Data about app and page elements

————

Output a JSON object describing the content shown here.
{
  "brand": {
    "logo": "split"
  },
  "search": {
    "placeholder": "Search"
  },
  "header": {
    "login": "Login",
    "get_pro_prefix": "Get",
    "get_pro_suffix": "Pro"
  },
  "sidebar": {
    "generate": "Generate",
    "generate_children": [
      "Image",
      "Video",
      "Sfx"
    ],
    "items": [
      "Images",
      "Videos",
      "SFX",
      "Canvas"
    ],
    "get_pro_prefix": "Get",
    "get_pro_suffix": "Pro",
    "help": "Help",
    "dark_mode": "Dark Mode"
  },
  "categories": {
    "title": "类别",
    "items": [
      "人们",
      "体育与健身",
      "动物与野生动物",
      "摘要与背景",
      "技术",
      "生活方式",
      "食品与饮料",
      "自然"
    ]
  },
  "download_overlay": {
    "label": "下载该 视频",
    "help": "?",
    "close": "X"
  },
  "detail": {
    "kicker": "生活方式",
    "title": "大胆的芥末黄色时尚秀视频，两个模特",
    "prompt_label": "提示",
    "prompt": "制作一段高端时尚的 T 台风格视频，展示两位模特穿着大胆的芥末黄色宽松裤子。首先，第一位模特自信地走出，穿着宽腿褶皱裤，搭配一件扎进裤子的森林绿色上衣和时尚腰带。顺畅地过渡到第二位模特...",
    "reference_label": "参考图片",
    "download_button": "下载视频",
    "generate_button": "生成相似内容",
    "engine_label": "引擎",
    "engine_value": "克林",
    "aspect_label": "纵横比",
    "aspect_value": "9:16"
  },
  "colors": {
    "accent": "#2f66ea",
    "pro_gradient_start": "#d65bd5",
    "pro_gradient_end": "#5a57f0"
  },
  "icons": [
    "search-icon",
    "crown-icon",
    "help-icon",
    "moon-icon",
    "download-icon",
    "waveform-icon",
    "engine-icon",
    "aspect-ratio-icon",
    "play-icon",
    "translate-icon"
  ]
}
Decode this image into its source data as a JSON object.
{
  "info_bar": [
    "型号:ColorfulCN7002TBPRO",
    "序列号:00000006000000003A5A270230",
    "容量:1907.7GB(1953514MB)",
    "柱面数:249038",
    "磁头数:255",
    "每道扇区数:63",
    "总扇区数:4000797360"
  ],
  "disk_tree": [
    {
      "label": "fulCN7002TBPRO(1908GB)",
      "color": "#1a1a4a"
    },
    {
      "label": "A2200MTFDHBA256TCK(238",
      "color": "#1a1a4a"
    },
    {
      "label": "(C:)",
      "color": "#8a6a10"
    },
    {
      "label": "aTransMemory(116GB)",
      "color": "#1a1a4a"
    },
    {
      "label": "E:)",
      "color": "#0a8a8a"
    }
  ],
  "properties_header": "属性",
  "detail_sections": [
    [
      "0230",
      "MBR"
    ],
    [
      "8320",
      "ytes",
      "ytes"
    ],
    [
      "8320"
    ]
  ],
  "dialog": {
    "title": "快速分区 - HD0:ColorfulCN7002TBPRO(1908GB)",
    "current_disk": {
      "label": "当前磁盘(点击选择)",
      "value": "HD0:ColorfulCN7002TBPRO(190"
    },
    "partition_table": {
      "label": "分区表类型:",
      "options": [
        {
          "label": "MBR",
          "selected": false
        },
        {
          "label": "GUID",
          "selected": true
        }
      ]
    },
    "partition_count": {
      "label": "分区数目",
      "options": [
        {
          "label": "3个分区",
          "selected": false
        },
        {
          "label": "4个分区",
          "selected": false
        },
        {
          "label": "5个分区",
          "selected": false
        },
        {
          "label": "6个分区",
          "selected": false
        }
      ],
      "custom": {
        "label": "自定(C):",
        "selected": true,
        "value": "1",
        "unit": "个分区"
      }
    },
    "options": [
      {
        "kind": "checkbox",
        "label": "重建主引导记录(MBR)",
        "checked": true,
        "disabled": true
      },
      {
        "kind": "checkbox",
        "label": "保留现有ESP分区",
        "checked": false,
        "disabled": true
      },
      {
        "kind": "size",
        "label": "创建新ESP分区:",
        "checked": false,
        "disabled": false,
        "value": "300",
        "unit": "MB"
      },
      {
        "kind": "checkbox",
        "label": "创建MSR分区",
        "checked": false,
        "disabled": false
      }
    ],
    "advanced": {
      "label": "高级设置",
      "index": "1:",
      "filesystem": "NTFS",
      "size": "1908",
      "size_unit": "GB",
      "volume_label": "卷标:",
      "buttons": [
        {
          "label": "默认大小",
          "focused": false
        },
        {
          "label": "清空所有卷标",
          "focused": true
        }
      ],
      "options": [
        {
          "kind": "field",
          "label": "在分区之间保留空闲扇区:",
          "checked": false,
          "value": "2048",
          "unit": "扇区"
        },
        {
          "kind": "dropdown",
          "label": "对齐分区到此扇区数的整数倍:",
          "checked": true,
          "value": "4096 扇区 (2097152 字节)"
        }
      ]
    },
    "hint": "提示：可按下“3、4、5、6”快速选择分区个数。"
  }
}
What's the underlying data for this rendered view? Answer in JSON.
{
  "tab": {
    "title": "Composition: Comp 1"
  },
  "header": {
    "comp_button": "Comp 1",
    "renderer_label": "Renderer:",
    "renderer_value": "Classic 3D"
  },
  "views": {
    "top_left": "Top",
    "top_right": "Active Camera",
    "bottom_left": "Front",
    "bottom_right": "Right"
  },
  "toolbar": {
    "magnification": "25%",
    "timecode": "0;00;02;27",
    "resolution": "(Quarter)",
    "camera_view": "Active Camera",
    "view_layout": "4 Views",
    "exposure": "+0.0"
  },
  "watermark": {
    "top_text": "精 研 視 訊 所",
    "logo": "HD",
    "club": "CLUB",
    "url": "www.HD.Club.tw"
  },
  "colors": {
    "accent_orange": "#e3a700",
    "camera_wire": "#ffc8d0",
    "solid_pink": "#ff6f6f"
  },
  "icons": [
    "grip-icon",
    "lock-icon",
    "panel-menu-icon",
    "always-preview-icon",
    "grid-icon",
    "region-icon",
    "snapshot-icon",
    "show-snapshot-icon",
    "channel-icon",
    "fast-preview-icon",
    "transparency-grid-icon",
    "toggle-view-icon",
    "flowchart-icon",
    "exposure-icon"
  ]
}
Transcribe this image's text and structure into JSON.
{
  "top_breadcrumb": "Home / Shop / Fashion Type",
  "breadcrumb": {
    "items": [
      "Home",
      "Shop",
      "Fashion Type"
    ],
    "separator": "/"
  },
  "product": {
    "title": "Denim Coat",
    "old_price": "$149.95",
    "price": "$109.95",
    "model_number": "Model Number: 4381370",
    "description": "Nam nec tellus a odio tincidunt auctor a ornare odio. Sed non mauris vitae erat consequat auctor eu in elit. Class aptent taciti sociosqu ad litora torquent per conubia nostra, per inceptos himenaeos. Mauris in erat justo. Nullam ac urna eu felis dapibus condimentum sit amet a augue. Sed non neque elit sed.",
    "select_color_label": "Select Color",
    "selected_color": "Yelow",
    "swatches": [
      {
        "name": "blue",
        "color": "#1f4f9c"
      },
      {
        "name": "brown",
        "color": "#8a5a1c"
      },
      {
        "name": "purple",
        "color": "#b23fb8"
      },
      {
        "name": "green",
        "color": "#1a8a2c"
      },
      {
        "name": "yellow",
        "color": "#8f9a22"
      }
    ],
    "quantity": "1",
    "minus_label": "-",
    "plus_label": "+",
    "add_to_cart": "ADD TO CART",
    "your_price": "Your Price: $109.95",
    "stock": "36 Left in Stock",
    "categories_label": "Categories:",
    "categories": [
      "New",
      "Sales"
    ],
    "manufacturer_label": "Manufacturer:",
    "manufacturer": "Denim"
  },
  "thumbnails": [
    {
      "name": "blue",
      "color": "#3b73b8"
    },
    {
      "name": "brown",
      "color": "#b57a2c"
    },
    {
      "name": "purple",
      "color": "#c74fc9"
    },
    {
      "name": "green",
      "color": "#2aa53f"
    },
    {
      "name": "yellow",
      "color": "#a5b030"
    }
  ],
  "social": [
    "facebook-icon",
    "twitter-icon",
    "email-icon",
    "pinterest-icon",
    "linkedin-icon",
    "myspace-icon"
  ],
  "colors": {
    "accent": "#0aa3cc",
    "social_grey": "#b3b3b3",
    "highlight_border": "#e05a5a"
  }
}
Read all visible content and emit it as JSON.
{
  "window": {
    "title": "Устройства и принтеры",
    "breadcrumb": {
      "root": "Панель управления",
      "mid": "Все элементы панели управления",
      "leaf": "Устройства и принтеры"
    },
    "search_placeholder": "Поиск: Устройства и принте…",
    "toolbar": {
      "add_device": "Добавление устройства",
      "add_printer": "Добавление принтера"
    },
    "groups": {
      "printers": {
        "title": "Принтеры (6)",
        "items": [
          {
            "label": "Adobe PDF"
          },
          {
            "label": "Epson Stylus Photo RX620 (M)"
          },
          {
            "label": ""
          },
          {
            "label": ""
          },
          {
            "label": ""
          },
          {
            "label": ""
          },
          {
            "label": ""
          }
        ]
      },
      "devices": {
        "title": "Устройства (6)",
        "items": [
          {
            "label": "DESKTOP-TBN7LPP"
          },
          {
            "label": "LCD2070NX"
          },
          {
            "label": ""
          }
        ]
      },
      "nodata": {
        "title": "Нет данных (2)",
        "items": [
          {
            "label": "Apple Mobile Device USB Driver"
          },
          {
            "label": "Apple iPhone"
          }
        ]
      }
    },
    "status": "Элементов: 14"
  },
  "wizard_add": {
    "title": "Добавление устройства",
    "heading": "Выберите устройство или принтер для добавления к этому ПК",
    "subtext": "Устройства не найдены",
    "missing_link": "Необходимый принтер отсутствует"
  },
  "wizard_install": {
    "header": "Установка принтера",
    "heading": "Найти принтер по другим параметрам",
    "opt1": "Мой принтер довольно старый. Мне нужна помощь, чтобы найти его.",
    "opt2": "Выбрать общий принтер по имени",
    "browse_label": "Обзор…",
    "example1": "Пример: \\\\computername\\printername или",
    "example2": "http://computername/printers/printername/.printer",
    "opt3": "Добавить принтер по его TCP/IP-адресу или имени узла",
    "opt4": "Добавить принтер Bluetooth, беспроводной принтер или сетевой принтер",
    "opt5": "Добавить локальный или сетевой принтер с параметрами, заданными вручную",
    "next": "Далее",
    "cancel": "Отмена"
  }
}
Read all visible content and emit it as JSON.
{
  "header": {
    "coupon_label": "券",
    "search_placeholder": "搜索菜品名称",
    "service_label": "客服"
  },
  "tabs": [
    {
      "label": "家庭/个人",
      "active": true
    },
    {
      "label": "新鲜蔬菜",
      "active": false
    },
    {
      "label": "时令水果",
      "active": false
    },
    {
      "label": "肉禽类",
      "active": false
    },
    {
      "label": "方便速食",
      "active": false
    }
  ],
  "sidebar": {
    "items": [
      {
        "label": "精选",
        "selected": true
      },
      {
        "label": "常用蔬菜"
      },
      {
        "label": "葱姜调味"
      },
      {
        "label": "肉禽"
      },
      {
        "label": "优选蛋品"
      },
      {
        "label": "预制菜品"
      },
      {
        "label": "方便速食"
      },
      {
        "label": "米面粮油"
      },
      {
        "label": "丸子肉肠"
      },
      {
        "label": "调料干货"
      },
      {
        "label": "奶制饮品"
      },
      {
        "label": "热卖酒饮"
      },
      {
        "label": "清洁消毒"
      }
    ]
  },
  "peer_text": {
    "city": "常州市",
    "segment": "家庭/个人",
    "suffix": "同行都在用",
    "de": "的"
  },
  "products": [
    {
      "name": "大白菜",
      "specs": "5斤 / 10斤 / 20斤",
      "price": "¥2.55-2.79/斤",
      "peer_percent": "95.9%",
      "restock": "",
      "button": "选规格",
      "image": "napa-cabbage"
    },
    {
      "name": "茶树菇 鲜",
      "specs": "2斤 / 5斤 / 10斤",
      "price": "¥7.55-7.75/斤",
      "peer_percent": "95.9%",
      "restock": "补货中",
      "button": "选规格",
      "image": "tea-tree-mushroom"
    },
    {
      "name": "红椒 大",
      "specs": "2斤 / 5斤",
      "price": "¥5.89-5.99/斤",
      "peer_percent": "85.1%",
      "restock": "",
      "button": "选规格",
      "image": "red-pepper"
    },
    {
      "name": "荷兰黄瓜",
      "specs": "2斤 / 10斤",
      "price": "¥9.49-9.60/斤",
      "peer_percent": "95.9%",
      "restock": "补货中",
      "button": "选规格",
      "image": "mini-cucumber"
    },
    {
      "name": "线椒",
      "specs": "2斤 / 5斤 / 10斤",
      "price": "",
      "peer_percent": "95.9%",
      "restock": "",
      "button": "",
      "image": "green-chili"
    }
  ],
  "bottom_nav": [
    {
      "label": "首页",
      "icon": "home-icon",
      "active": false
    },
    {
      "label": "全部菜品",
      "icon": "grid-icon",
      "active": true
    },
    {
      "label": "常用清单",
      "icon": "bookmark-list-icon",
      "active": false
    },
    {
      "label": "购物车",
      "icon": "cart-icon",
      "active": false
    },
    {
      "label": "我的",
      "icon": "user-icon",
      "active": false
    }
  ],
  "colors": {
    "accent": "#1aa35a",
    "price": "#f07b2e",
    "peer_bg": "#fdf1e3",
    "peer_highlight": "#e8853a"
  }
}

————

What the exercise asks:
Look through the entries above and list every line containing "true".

Task response:
          "selected": true
        "selected": true,
        "checked": true,
        "disabled": true
        "disabled": true
          "focused": true
          "checked": true,
      "active": true
        "selected": true
      "active": true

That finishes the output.